Problem to solve — Look for the string "false" in the material below. Copy every line where you find it.

Exercise input —
————

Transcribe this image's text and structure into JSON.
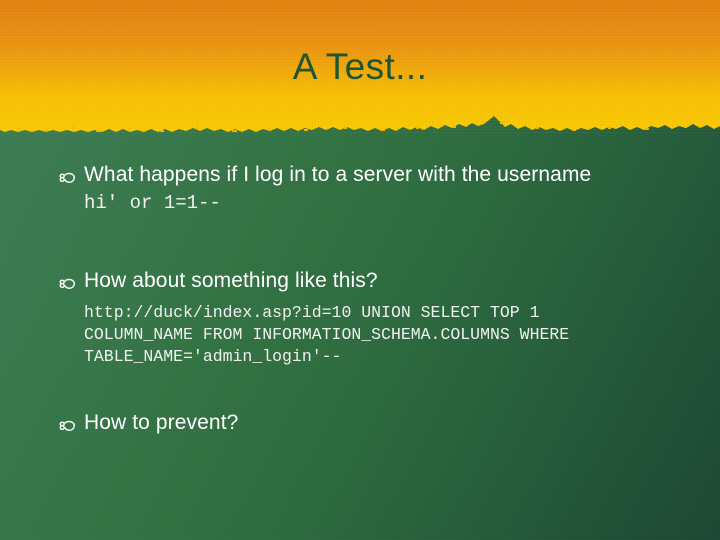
{
  "slide": {
    "title": "A Test...",
    "title_color": "#1d5632",
    "header_gradient_top": "#e3830d",
    "header_gradient_bottom": "#fbc900",
    "body_background": "#2f6e42",
    "body_text_color": "#ffffff",
    "bullet_glyph_name": "curly-bookmark-bullet"
  },
  "content": {
    "blocks": [
      {
        "bullet": "❧",
        "text": "What happens if I log in to a server with the username",
        "code": "hi' or 1=1--"
      },
      {
        "bullet": "❧",
        "text": "How about something like this?",
        "code": "http://duck/index.asp?id=10 UNION SELECT TOP 1 COLUMN_NAME FROM INFORMATION_SCHEMA.COLUMNS WHERE TABLE_NAME='admin_login'--"
      },
      {
        "bullet": "❧",
        "text": "How to prevent?",
        "code": ""
      }
    ]
  }
}
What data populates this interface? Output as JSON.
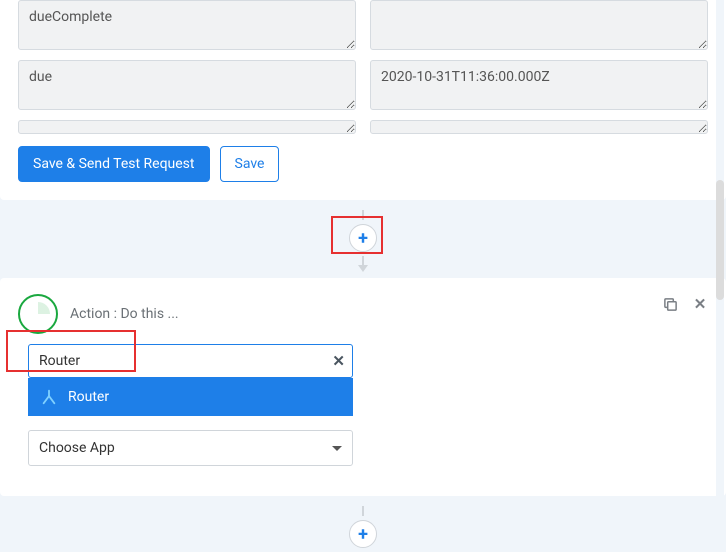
{
  "fields": {
    "row1": {
      "key": "dueComplete",
      "value": ""
    },
    "row2": {
      "key": "due",
      "value": "2020-10-31T11:36:00.000Z"
    }
  },
  "buttons": {
    "save_send": "Save & Send Test Request",
    "save": "Save"
  },
  "action": {
    "title": "Action : Do this ...",
    "search_value": "Router",
    "dropdown_option": "Router",
    "choose_app": "Choose App"
  },
  "icons": {
    "plus": "+",
    "clear": "✕",
    "close": "✕"
  }
}
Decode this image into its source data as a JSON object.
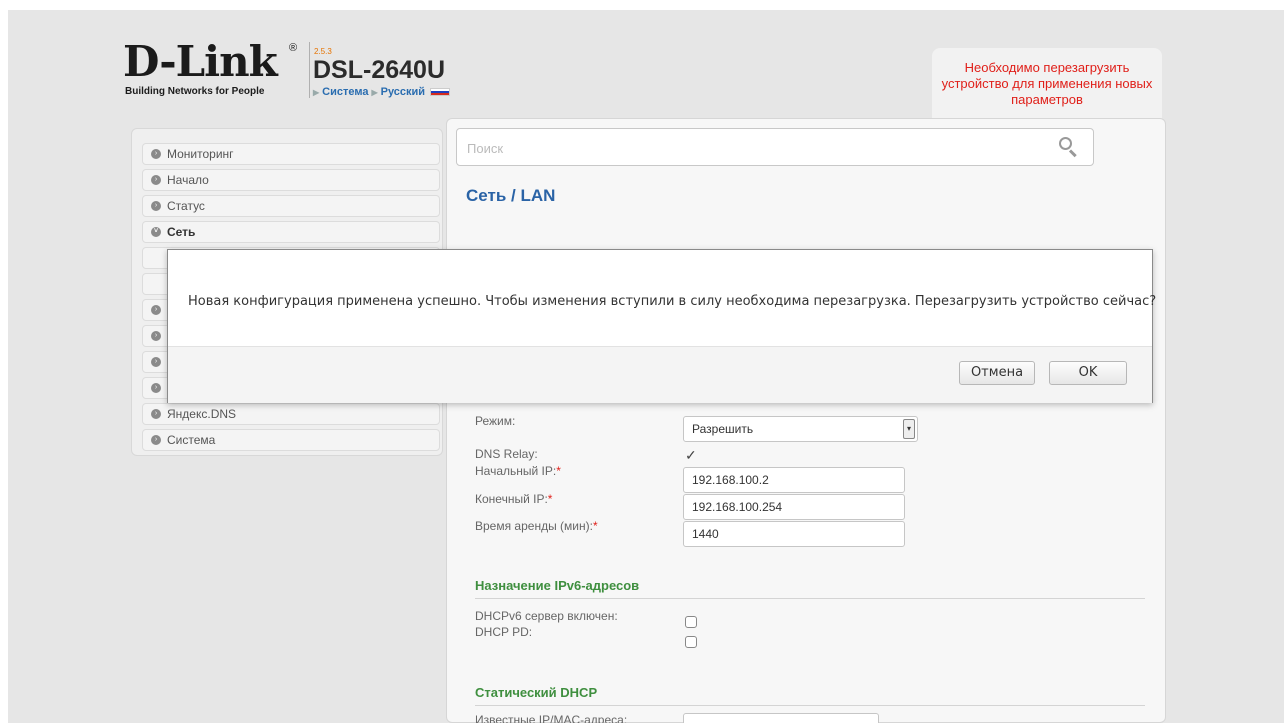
{
  "header": {
    "logo_text": "D-Link",
    "logo_tagline": "Building Networks for People",
    "firmware_version": "2.5.3",
    "model": "DSL-2640U",
    "breadcrumb": [
      "Система",
      "Русский"
    ],
    "language_flag": "russia-flag-icon"
  },
  "reboot_notice": {
    "text": "Необходимо перезагрузить устройство для применения новых параметров",
    "count": "1"
  },
  "search": {
    "placeholder": "Поиск"
  },
  "sidebar": {
    "items": [
      {
        "label": "Мониторинг",
        "icon": "chevron-right-icon"
      },
      {
        "label": "Начало",
        "icon": "chevron-right-icon"
      },
      {
        "label": "Статус",
        "icon": "chevron-right-icon"
      },
      {
        "label": "Сеть",
        "icon": "chevron-down-icon",
        "active": true
      },
      {
        "label": "Яндекс.DNS",
        "icon": "chevron-right-icon"
      },
      {
        "label": "Система",
        "icon": "chevron-right-icon"
      }
    ]
  },
  "page": {
    "title": "Сеть /  LAN"
  },
  "dhcp": {
    "mode_label": "Режим:",
    "mode_value": "Разрешить",
    "dns_relay_label": "DNS Relay:",
    "dns_relay_checked": true,
    "start_ip_label": "Начальный IP:",
    "start_ip_value": "192.168.100.2",
    "end_ip_label": "Конечный IP:",
    "end_ip_value": "192.168.100.254",
    "lease_label": "Время аренды (мин):",
    "lease_value": "1440",
    "required_mark": "*"
  },
  "ipv6": {
    "section_title": "Назначение IPv6-адресов",
    "dhcpv6_label": "DHCPv6 сервер включен:",
    "dhcpv6_checked": false,
    "dhcp_pd_label": "DHCP PD:",
    "dhcp_pd_checked": false
  },
  "static_dhcp": {
    "section_title": "Статический DHCP",
    "known_label": "Известные IP/MAC-адреса:"
  },
  "modal": {
    "message": "Новая конфигурация применена успешно. Чтобы изменения вступили в силу необходима перезагрузка. Перезагрузить устройство сейчас?",
    "cancel_label": "Отмена",
    "ok_label": "OK"
  },
  "colors": {
    "accent_blue": "#2a63a6",
    "alert_red": "#e0201a",
    "section_green": "#3f8f3f"
  }
}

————

Exercise result —
    "dhcpv6_checked": false,
    "dhcp_pd_checked": false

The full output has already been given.